[[ Dataset content open ]]
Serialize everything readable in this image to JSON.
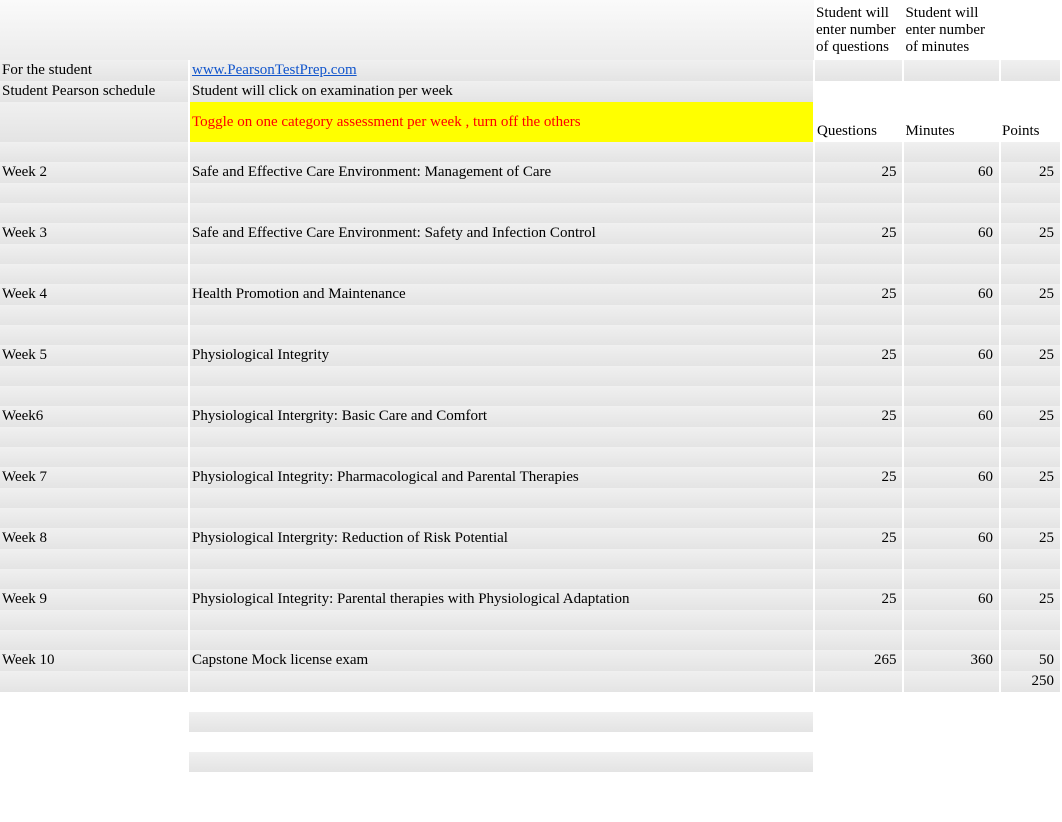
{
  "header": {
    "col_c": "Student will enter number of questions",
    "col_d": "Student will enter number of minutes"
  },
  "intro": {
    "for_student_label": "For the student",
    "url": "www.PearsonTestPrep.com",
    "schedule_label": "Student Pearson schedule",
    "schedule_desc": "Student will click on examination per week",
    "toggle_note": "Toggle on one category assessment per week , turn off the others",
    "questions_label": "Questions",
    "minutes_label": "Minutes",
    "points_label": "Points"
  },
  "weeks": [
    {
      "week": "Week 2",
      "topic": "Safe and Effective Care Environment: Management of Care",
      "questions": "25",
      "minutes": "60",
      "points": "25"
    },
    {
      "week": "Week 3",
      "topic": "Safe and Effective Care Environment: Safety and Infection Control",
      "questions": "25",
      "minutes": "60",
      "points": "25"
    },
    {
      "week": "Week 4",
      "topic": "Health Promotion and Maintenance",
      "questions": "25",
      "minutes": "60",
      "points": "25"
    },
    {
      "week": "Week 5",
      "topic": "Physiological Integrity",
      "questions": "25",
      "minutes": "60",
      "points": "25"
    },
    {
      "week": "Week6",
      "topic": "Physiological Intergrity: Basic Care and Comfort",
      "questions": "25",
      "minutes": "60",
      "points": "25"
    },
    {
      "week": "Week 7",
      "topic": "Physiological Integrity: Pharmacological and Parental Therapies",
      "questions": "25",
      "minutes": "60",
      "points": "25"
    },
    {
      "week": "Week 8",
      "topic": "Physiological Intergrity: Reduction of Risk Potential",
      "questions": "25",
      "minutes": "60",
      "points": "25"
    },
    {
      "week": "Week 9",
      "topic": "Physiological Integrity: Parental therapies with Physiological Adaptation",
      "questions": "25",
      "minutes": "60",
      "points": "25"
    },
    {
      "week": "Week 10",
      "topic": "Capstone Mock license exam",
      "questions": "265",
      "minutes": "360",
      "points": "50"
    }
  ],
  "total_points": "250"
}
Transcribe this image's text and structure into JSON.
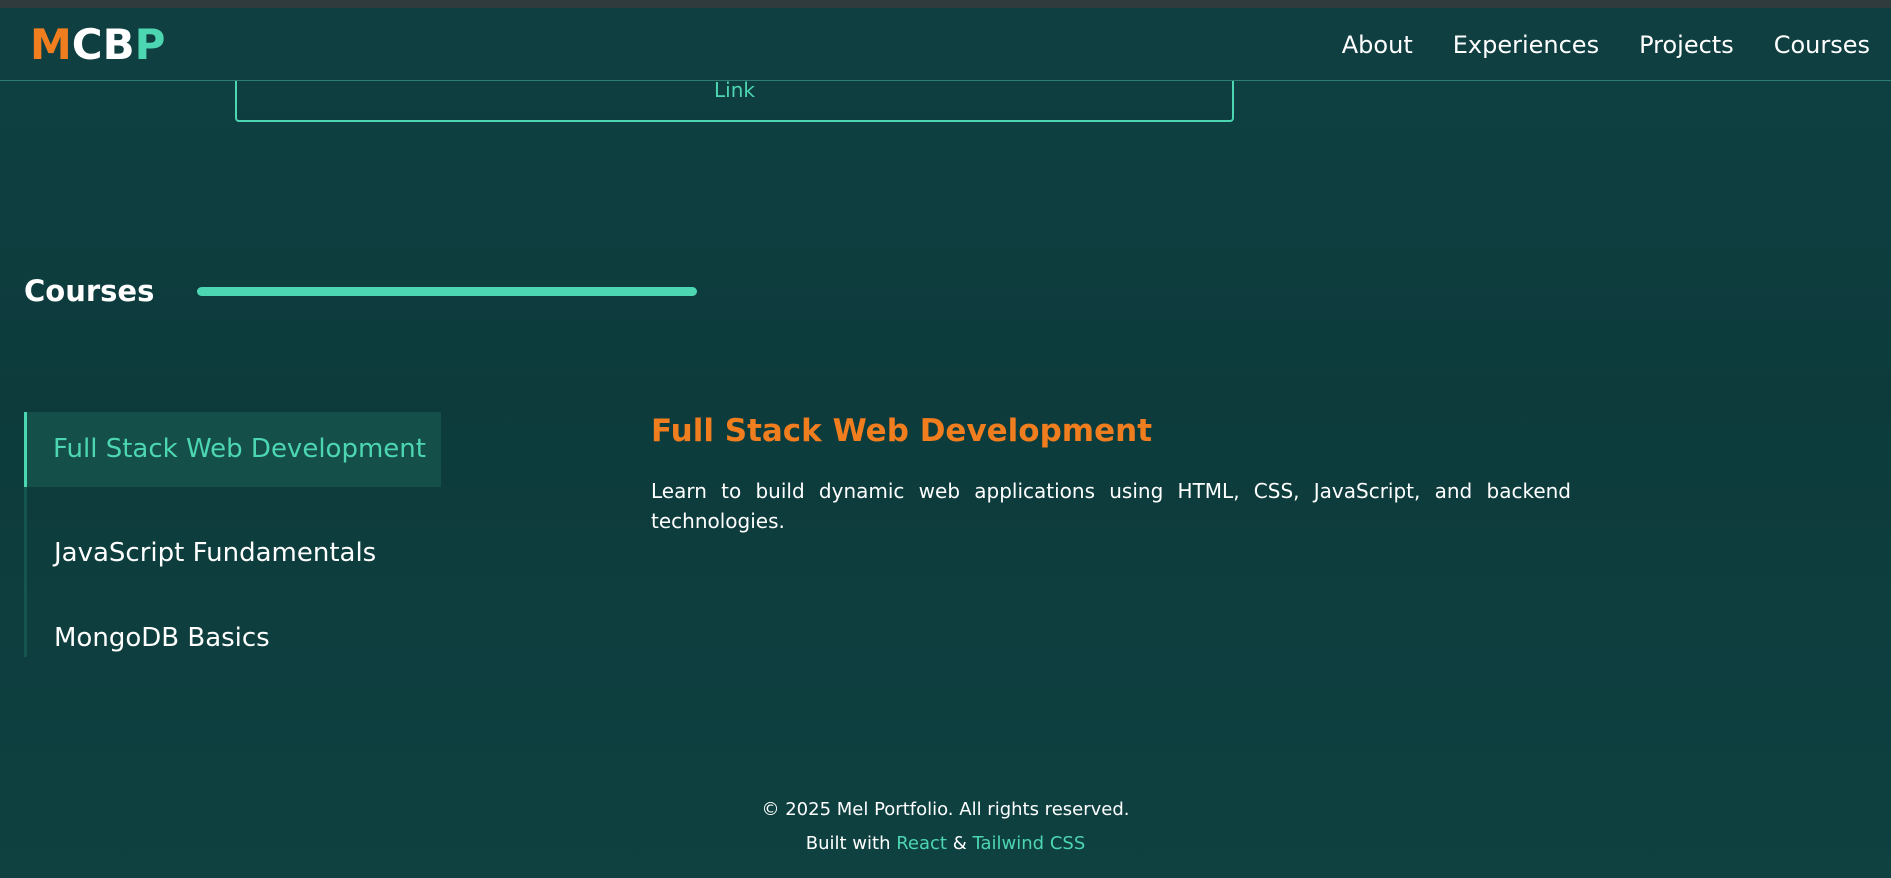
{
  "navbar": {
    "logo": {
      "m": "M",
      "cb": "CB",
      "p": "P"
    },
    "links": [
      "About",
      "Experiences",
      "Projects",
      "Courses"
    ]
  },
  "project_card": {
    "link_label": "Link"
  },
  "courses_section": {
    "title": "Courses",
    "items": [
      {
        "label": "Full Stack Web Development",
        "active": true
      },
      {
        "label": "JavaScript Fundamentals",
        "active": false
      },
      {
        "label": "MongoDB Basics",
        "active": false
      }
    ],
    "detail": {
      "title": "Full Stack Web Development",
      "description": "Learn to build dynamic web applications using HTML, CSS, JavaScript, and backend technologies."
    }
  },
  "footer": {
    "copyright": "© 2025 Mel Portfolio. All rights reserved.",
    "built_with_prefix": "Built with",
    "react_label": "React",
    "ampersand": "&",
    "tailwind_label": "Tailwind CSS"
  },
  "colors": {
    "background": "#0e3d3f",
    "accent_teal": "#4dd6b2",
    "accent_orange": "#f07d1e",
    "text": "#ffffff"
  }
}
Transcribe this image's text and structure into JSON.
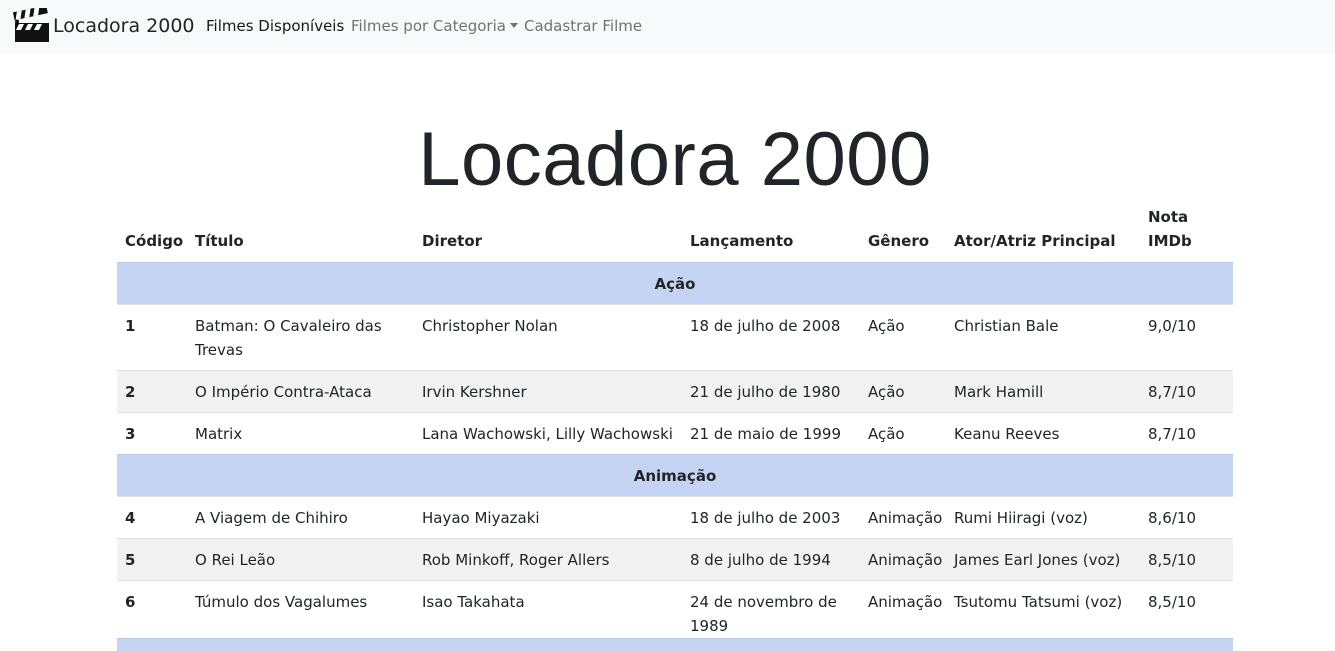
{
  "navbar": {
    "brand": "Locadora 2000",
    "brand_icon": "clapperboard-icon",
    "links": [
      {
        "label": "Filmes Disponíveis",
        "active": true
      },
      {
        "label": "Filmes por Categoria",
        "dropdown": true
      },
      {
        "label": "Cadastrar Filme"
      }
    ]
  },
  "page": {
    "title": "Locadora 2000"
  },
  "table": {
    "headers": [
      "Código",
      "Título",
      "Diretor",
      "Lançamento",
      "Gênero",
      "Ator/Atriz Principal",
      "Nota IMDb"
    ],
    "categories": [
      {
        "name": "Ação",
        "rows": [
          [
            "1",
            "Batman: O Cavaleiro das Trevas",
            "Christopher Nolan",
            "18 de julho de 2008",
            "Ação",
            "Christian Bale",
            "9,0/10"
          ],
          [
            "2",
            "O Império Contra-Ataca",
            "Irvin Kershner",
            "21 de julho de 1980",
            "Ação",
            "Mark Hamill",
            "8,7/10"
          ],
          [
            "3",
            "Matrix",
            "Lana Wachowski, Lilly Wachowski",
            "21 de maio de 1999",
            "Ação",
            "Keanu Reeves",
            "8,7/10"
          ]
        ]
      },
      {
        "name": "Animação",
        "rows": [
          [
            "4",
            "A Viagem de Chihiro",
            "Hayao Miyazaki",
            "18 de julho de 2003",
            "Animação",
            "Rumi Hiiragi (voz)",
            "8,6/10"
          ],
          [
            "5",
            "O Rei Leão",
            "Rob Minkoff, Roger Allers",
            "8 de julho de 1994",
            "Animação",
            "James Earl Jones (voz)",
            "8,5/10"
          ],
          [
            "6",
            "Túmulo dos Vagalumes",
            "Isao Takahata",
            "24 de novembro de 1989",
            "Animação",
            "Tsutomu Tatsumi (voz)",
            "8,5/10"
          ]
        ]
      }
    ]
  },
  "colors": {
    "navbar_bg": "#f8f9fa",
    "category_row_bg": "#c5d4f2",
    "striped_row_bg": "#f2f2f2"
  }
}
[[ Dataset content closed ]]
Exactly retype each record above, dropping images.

■ Finished task:
Serialize everything readable in this image to JSON.
{
  "header": {
    "col_c": "Student will enter number of questions",
    "col_d": "Student will enter number of minutes"
  },
  "intro": {
    "for_student_label": "For the student",
    "url": "www.PearsonTestPrep.com",
    "schedule_label": "Student Pearson schedule",
    "schedule_desc": "Student will click on examination per week",
    "toggle_note": "Toggle on one category assessment per week , turn off the others",
    "questions_label": "Questions",
    "minutes_label": "Minutes",
    "points_label": "Points"
  },
  "weeks": [
    {
      "week": "Week 2",
      "topic": "Safe and Effective Care Environment: Management of Care",
      "questions": "25",
      "minutes": "60",
      "points": "25"
    },
    {
      "week": "Week 3",
      "topic": "Safe and Effective Care Environment: Safety and Infection Control",
      "questions": "25",
      "minutes": "60",
      "points": "25"
    },
    {
      "week": "Week 4",
      "topic": "Health Promotion and Maintenance",
      "questions": "25",
      "minutes": "60",
      "points": "25"
    },
    {
      "week": "Week 5",
      "topic": "Physiological Integrity",
      "questions": "25",
      "minutes": "60",
      "points": "25"
    },
    {
      "week": "Week6",
      "topic": "Physiological Intergrity: Basic Care and Comfort",
      "questions": "25",
      "minutes": "60",
      "points": "25"
    },
    {
      "week": "Week 7",
      "topic": "Physiological Integrity: Pharmacological and Parental Therapies",
      "questions": "25",
      "minutes": "60",
      "points": "25"
    },
    {
      "week": "Week 8",
      "topic": "Physiological Intergrity: Reduction of Risk Potential",
      "questions": "25",
      "minutes": "60",
      "points": "25"
    },
    {
      "week": "Week 9",
      "topic": "Physiological Integrity: Parental therapies with Physiological Adaptation",
      "questions": "25",
      "minutes": "60",
      "points": "25"
    },
    {
      "week": "Week 10",
      "topic": "Capstone Mock license exam",
      "questions": "265",
      "minutes": "360",
      "points": "50"
    }
  ],
  "total_points": "250"
}
Transcribe this image's text and structure into JSON.
{
  "navbar": {
    "logo": {
      "m": "M",
      "cb": "CB",
      "p": "P"
    },
    "links": [
      "About",
      "Experiences",
      "Projects",
      "Courses"
    ]
  },
  "project_card": {
    "link_label": "Link"
  },
  "courses_section": {
    "title": "Courses",
    "items": [
      {
        "label": "Full Stack Web Development",
        "active": true
      },
      {
        "label": "JavaScript Fundamentals",
        "active": false
      },
      {
        "label": "MongoDB Basics",
        "active": false
      }
    ],
    "detail": {
      "title": "Full Stack Web Development",
      "description": "Learn to build dynamic web applications using HTML, CSS, JavaScript, and backend technologies."
    }
  },
  "footer": {
    "copyright": "© 2025 Mel Portfolio. All rights reserved.",
    "built_with_prefix": "Built with",
    "react_label": "React",
    "ampersand": "&",
    "tailwind_label": "Tailwind CSS"
  },
  "colors": {
    "background": "#0e3d3f",
    "accent_teal": "#4dd6b2",
    "accent_orange": "#f07d1e",
    "text": "#ffffff"
  }
}
Transcribe this image's text and structure into JSON.
{
  "navbar": {
    "brand": "Locadora 2000",
    "brand_icon": "clapperboard-icon",
    "links": [
      {
        "label": "Filmes Disponíveis",
        "active": true
      },
      {
        "label": "Filmes por Categoria",
        "dropdown": true
      },
      {
        "label": "Cadastrar Filme"
      }
    ]
  },
  "page": {
    "title": "Locadora 2000"
  },
  "table": {
    "headers": [
      "Código",
      "Título",
      "Diretor",
      "Lançamento",
      "Gênero",
      "Ator/Atriz Principal",
      "Nota IMDb"
    ],
    "categories": [
      {
        "name": "Ação",
        "rows": [
          [
            "1",
            "Batman: O Cavaleiro das Trevas",
            "Christopher Nolan",
            "18 de julho de 2008",
            "Ação",
            "Christian Bale",
            "9,0/10"
          ],
          [
            "2",
            "O Império Contra-Ataca",
            "Irvin Kershner",
            "21 de julho de 1980",
            "Ação",
            "Mark Hamill",
            "8,7/10"
          ],
          [
            "3",
            "Matrix",
            "Lana Wachowski, Lilly Wachowski",
            "21 de maio de 1999",
            "Ação",
            "Keanu Reeves",
            "8,7/10"
          ]
        ]
      },
      {
        "name": "Animação",
        "rows": [
          [
            "4",
            "A Viagem de Chihiro",
            "Hayao Miyazaki",
            "18 de julho de 2003",
            "Animação",
            "Rumi Hiiragi (voz)",
            "8,6/10"
          ],
          [
            "5",
            "O Rei Leão",
            "Rob Minkoff, Roger Allers",
            "8 de julho de 1994",
            "Animação",
            "James Earl Jones (voz)",
            "8,5/10"
          ],
          [
            "6",
            "Túmulo dos Vagalumes",
            "Isao Takahata",
            "24 de novembro de 1989",
            "Animação",
            "Tsutomu Tatsumi (voz)",
            "8,5/10"
          ]
        ]
      }
    ]
  },
  "colors": {
    "navbar_bg": "#f8f9fa",
    "category_row_bg": "#c5d4f2",
    "striped_row_bg": "#f2f2f2"
  }
}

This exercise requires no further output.